How do I get to Tarragona: The train station is located 10 minutes to the south of the town’s old part, close to the beach. It also has connections to and from Barcelona (from EUR8.05 1 to one and a half hours each 10-30 minutes).
Montblanc is a surprisingly large medieval walled town with an abundance of places to eat and rest. It’s worth a trip by itself; however, it is recommended that you must travel in a vehicle to explore the “Cistercian Route,” which is a trio of magnificent monasteries that are within easy reach of each other in Poblet , Vallbona de Les monges in Vallbona de les Monges, and Santes Creues. You’ll have to leave early if you wish to visit the entire trio.
How to reach Montblanc: Five trains every day depart starting from Barcelona Passeig de Gracia and Sants. The first train arrives at about 7am.
9. Colonia Guell
In addition to La Sagrada Familia Gaudi’s most recent major undertaking was the construction of the utopian textile worker’s complex to honor his magnate patron Eusebi Guell, located outside Barcelona in Santa Coloma de Cervello. Gaudi’s primary task was to build the church of the colony, Colonia Guell, but he failed to finish the crypt that was accessible to the public. Its mainly brick-clad columns provide support for the ribbed vaults that are in the ceiling. They are bent at all angles, similar to the way the trees in the forest are lean. They are the key to understanding the mechanics behind his masterpiece, which is his masterpiece, the Sagrada Familia.
How to reach Colonia Guell: Take FGC lines S4 or S8 from Colonia Guell.
Vic and its charming historical center and a few fine restaurants is the most prestigious of those flatlands that make up La Plana de Vic to the south of the Pyrenees and is a quick train journey from Barcelona. Tourist offices are situated away from Placa Major, the largest of Catalunya’s central squares, where you can see the medieval, Baroque, and Modernista mansions. It’s still the site of market stalls, which is why it has its name: Placa del Mercadal.

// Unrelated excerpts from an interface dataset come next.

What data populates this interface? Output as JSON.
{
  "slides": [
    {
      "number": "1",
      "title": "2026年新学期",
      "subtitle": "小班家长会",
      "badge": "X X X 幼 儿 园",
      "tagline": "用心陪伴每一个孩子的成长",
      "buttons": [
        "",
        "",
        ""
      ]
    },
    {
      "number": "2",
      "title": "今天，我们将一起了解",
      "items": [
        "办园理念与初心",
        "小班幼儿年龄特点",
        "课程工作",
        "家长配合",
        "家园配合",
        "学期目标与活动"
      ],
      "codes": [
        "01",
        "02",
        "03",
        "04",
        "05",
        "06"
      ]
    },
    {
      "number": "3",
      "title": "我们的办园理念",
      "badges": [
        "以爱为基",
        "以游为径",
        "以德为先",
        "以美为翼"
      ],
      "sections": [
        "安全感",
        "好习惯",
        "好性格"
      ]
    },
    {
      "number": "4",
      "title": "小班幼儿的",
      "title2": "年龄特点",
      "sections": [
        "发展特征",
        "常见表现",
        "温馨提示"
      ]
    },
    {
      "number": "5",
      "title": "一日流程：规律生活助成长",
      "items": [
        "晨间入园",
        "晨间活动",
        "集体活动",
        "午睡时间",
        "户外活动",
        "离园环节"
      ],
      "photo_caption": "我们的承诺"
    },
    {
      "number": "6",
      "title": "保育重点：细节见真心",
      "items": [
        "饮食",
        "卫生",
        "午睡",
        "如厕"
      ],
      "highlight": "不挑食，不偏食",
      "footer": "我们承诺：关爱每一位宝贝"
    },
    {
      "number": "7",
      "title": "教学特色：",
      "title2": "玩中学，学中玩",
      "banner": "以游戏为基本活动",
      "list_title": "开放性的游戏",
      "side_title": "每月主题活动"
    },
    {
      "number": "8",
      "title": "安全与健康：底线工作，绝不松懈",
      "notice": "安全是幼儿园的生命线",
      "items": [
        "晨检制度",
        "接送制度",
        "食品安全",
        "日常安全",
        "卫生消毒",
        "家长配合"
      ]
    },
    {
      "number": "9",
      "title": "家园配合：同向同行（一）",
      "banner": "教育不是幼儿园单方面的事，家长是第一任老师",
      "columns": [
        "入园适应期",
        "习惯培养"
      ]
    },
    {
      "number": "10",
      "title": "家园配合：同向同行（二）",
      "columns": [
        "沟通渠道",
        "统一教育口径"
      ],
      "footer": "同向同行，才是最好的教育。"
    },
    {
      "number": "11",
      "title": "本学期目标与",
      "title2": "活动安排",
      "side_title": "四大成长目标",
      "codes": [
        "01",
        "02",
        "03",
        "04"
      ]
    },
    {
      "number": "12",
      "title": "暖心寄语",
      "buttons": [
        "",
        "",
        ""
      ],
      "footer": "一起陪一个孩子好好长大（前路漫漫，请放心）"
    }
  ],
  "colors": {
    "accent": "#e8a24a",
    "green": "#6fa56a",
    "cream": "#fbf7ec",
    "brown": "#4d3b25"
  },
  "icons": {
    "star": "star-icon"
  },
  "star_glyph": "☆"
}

How to reach Vic: Regular rodalies trains (line R3) operate between and to Barcelona (EUR6.30 One up to 1 1/2 hours). The train station is situated 500m the to the west of Placa Major.